As you kill enemies you collect experience. With each level you are awarded stat points that you can assign to a stat of your choice. The game rewards you for assigning them correctly, and punishes you if you don’t. Putting all your points into vitality when you're a hunter makes the game practically impossible, whereas doing so for a warrior will lead to a powerful character.
In an attempt to differentiate itself from some of its hack-and-slash predecessors (or perhaps to make up for the fact that the main quest is only single-player), Dungeon Explorer introduces "robots" to serve as your backup. You can equip your robot with various upgrades, and eventually take it to a shrine in order to transform it into a more powerful form. The robot mechanic is somewhat unnecessary because your robotic buddies never seem to offer much in the way of help. Against regular enemies they generally just hover around and fire off shots into the darkness; when you do reach the boss, they tend to get themselves killed without offering much in the way of aid. I eventually stopped buying them and it didn't really seem to make a difference.
The graphics and art are ho-hum. Many of the monsters look the same; as per hack-and-slash tradition, a brown wolf is easy to kill but a green wolf means you're a dead man. The dungeons are all shades of gray, brown, and the occasional green and purple. The character models lack any real detail and the game's bosses lack the size or design to inspire dread.
The music could have been ripped from any other dungeon-crawler. What music there is tends to be good, but there aren't a whole lot of songs and many of them are short and loop endlessly. The sounds are pretty much as expected. The clanging of weapons, growling of monsters, and exploding of green wolves occurs throughout.
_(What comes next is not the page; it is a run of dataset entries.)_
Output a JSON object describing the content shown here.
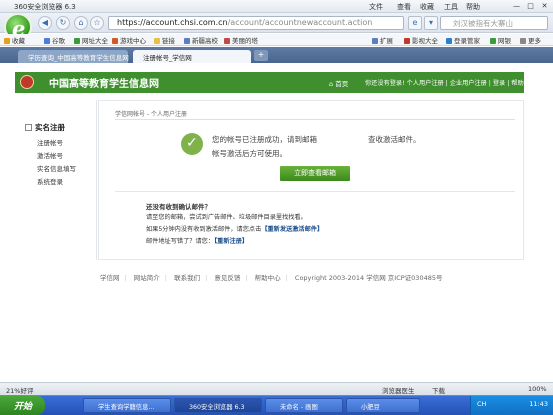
{
  "browser": {
    "title": "360安全浏览器 6.3",
    "menu": [
      "文件",
      "查看",
      "收藏",
      "工具",
      "帮助"
    ],
    "window_controls": [
      "—",
      "□",
      "✕"
    ],
    "url_host": "https://account.chsi.com.cn",
    "url_path": "/account/accountnewaccount.action",
    "search_placeholder": "刘汉被指有大寨山",
    "colors": {
      "accent_green": "#3f8f2f",
      "tab_bar": "#4a668f"
    }
  },
  "favorites": {
    "left": [
      {
        "label": "收藏",
        "icon": "star-icon",
        "color": "#e6a020"
      },
      {
        "label": "谷歌",
        "icon": "google-icon",
        "color": "#4c7bd8"
      },
      {
        "label": "网址大全",
        "icon": "globe-icon",
        "color": "#3b9b3b"
      },
      {
        "label": "游戏中心",
        "icon": "game-icon",
        "color": "#d05a2a"
      },
      {
        "label": "链接",
        "icon": "folder-icon",
        "color": "#e8c04a"
      },
      {
        "label": "新疆高校",
        "icon": "page-icon",
        "color": "#5a7fc0"
      },
      {
        "label": "美丽的塔",
        "icon": "page-icon",
        "color": "#c04a4a"
      }
    ],
    "right": [
      {
        "label": "扩展",
        "icon": "grid-icon",
        "color": "#5a7fc0"
      },
      {
        "label": "影视大全",
        "icon": "film-icon",
        "color": "#c0392b"
      },
      {
        "label": "登录管家",
        "icon": "key-icon",
        "color": "#2a7fd0"
      },
      {
        "label": "网银",
        "icon": "bank-icon",
        "color": "#3b9b3b"
      },
      {
        "label": "更多",
        "icon": "more-icon",
        "color": "#888888"
      }
    ]
  },
  "tabs": [
    {
      "label": "学历查询_中国高等教育学生信息网"
    },
    {
      "label": "注册帐号_学信网"
    }
  ],
  "site": {
    "name": "中国高等教育学生信息网",
    "home": "首页",
    "links": "你还没有登录! 个人用户注册 | 企业用户注册 | 登录 | 帮助"
  },
  "sidebar": {
    "heading": "实名注册",
    "items": [
      "注册帐号",
      "激活帐号",
      "实名信息填写",
      "系统登录"
    ]
  },
  "content": {
    "breadcrumb": "学信网帐号 - 个人用户注册",
    "msg_line1": "您的帐号已注册成功，请到邮箱",
    "msg_line1b": "查收激活邮件。",
    "msg_line2": "帐号激活后方可使用。",
    "button": "立即查看邮箱",
    "faq_title": "还没有收到确认邮件？",
    "faq1": "请至您的邮箱，尝试到广告邮件、垃圾邮件目录里找找看。",
    "faq2_pre": "如果5分钟内没有收到激活邮件，请您点击",
    "faq2_link": "【重新发送激活邮件】",
    "faq3_pre": "邮件地址写错了？请您：",
    "faq3_link": "【重新注册】"
  },
  "footer": {
    "links": [
      "学信网",
      "网站简介",
      "联系我们",
      "意见反馈",
      "帮助中心"
    ],
    "copyright": "Copyright 2003-2014 学信网 京ICP证030485号"
  },
  "statusbar": {
    "left": "21%好评",
    "right_items": [
      "浏览器医生",
      "下载",
      "100%"
    ]
  },
  "taskbar": {
    "start": "开始",
    "items": [
      "学生查询学籍信息...",
      "360安全浏览器 6.3",
      "未命名 - 画图",
      "小肥豆"
    ],
    "lang": "CH",
    "time": "11:43"
  }
}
The shining light of Dungeon Explorer is its multiplayer, supporting Nintendo’s Wi-Fi Connection and single-cart multiplayer for up to three adventurers. However, the multiplayer component of the game isn't the main quest. Multiplayer takes place in a pyramid at the center of the game's town, and is essentially a "survival" dungeon. Broken up into five sets of five levels, beating the multiplayer dungeon is the only way to fully "win" the game. A big drawback is that it takes upwards of twenty minutes to get a party together via matchmaking, and even then you may not get two strong allies. It's also hard to work together when playing online, because communication is done via a set of pre-scripted words ("Follow", "Exit," "Yes," "Wow", etc.). Playing with two other buddies in person is a much more fulfilling experience.
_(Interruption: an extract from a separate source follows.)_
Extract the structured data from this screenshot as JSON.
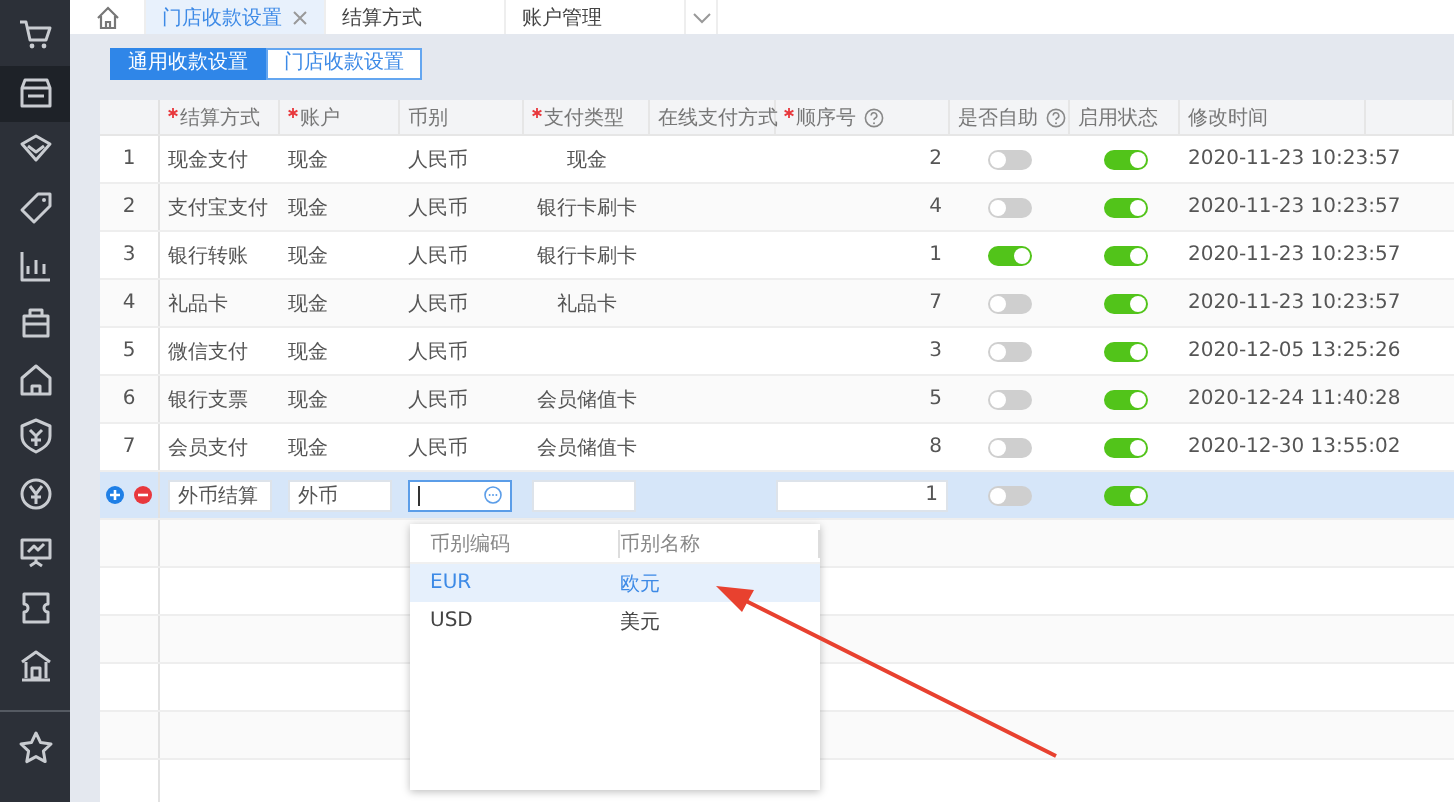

Part of me likes Dungeon Explorer: Warriors of Ancient Arts. It's a throwback to the early days of the hack-and-slash genre, and it does a fair job of updating the formula. Unfortunately, it lacks any real character. The multiplayer is nice and support for Wi-Fi Connection is appreciated, but it's often hard to find anyone online to play with. Single-cart is held back because it is impossible to get anywhere in the multiplayer dungeon without a character that has already beat the single player game. In order to put together a good party for single-cart multiplayer, you’ll literally have to beat the regular game three times over.
For fans of the Gauntlet franchise, Dungeon Explorer may be worth a shot. If you can find some people to play it with, you can have some fun with it. However, I doubt you'll want to play the game three times over in order to create a useful party for the multiplayer dungeon. For everyone else, Dungeon Explorer will be far too repetitive to hold interest, and even fans of the hack-and-slash genre will be bored by the lack of originality.